Admittedly I don’t read Mandy’s delightful blog, Mandyland as much as I wish I could, but I dig this woman so much, especially after reading the letter below.
Mandy has had a rough year surviving a divorce with two young children and has not only lived to tell about it, has handled it with grace and dignity.
Her poignant letter proves that sometimes all we need to know is that no matter what curve balls life throws us, every little thing is going to be okay.
I heard that old song on the radio again. Do you remember it? Letter to Me? As I sat in the car and sang along, I came up with the idea to write a letter to myself and hope through some sort of magic, it will be delivered safely to my hands when I need it the most. If I had a guess, I’d say spring of 2012. I know that was a rough year.

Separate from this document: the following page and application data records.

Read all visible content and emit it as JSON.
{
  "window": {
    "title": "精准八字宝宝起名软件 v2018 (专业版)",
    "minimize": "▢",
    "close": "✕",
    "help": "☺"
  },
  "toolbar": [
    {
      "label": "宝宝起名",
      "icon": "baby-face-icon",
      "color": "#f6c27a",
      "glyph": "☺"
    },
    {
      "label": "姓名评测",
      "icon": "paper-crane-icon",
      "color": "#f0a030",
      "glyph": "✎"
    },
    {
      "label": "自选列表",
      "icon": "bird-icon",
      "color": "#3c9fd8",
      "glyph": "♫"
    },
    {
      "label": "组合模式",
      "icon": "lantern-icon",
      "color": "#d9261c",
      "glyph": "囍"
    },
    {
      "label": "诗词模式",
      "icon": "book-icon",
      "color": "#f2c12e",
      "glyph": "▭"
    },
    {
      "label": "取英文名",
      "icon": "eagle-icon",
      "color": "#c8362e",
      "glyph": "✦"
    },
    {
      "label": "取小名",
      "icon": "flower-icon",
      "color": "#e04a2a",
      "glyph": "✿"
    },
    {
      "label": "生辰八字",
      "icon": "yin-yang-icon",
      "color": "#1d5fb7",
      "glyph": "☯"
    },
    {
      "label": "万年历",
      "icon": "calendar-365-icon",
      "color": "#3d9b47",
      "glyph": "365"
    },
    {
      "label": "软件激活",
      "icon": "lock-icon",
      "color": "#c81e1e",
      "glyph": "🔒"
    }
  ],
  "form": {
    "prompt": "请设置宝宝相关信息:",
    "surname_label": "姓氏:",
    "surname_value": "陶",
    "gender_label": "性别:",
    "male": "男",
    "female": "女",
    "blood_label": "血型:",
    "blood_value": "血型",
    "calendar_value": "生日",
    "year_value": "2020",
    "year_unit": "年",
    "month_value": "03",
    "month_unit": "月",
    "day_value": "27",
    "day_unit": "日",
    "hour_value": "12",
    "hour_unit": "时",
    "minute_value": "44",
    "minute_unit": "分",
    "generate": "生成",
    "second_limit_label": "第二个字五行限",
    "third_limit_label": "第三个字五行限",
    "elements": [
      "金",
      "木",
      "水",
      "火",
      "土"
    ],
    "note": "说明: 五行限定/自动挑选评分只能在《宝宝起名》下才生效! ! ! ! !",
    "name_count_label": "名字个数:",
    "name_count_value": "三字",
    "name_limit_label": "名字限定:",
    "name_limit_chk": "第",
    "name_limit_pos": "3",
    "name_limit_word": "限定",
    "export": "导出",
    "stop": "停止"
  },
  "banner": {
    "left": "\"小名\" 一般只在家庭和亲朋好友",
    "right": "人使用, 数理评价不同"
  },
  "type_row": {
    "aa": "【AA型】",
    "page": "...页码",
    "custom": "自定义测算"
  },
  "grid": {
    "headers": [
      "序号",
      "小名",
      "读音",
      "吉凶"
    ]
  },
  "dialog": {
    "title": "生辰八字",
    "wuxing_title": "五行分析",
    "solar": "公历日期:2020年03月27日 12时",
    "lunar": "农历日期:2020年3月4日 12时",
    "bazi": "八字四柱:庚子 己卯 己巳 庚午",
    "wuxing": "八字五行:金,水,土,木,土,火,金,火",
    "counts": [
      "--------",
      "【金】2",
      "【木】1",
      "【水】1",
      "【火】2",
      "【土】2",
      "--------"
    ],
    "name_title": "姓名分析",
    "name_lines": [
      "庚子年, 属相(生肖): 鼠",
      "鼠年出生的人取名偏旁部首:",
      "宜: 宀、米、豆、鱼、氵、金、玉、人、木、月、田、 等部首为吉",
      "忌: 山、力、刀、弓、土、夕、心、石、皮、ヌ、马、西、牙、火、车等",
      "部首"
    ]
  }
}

First of all, I want to assure you – the Apocalypse doesn’t happen. However, all your friends will rave over the zombie cupcakes you’ll bake and you’ll keep canning and gardening. Just in case.
Whatever you do though, don’t buy a goat thinking you’ll make cheese. It’s a huge waste of time and that stupid thing will eat all your plants.
Now that I’ve eased your mind in that respect, let’s get serious. I want to tell you it’s going to be okay. I know you don’t feel like it will be and you’re annoyed as hell at all the people saying it to you, but it’s true. Everything is going to be okay.
The kids are going to be just fine. Joseph doesn’t end up a serial killer and Elizabeth won’t be a dictator.
In fact, do you remember how Joseph always said he wanted to be a firefighter when he grew up? I’m not going to ruin the surprise, but suffice to say, that same caring, loving little boy who wanted to help people is going to grow up to be a caring, loving man who does. I’m so proud of him. He came by the house for dinner yesterday and told me something I think you need to hear. He sat at the table, that six foot plus man who used to be a little armful, and said, “You did the right thing, you and Dad. You did. I don’t think there was anything else you could do.”
I teared up. I know you’re worrying right now about whether or not he’ll ever forgive you. Please know he never blamed. He never thought there was something to forgive.
As for our Miss Elizabeth…I’m not going to lie. Her teenage years were tough, but you’ll both get through it. A little battered and bruised perhaps, but if you can see her as I see her today, you’ll know you did a good job. She’s beautiful, strong, independent, and most of all, just like her Nana.
I know! You think it’s your worst nightmare, but trust me. It’s not. She has a big heart and a steely resolve. That girl conquers the world and she does it with her dimpled grin in place.
As for Chad, well, he’s going to be there. He’s still one of my best friends, coming over for Sunday brunch at least once a month. Does he have someone special in his life? He does. And don’t worry. You’ll get along just fine. In fact, better than you do with Chad half the time.
And I know you’re wondering if you’ll find love again. Don’t be a dork. Of course you will. And he’s pretty rockin’. Just remember, relax and trust in your heart. It’ll take a while, but you’ll get to the point where you’ll feel like you can trust another person, so stop freaking out. You are not going to be a lonely old woman with chickens and cats. Mostly because the cats eat the chickens, but I’m getting off track.
It’s going to take you most of 2012, but I promise you, by the end you’ll come into your own. And yes, you’ll keep writing. And no, I’m not saying anything else. Just trust me on this one. You’ll find love and a publisher. No. They’re not the same person so stop Googling single publishers.
Please remember to be kind to yourself. Cut yourself some slack. I know it’s not in your nature, but you need to ease up on yourself and stop feeling guilty all the time. You’re working full time. So what? The kids will be fine with it. You’re not going to miss out on anything. They know they’re loved and that’s really all that matters in the end.
I thought long and hard about when I wanted to deliver this letter. For a moment I almost sent it back to 2002 and told you to stop seeing that guy Chad and concentrate on the teacher for troubled youth. What was his name? Nevermind. It’s not important. What is important is realizing I don’t regret marrying Chad. I don’t regret it because it gave me the two more beautiful, precious gifts a woman could receive. When you’re feeling that tinge of regret, just remember that.
I’m going to end this letter without a lotto reveal – though now that I think of it, that’d be a great idea – instead I’m going to end it with the phrase you hate, the phrase that you’ll come to realize is true:
Every little thing is going to be okay.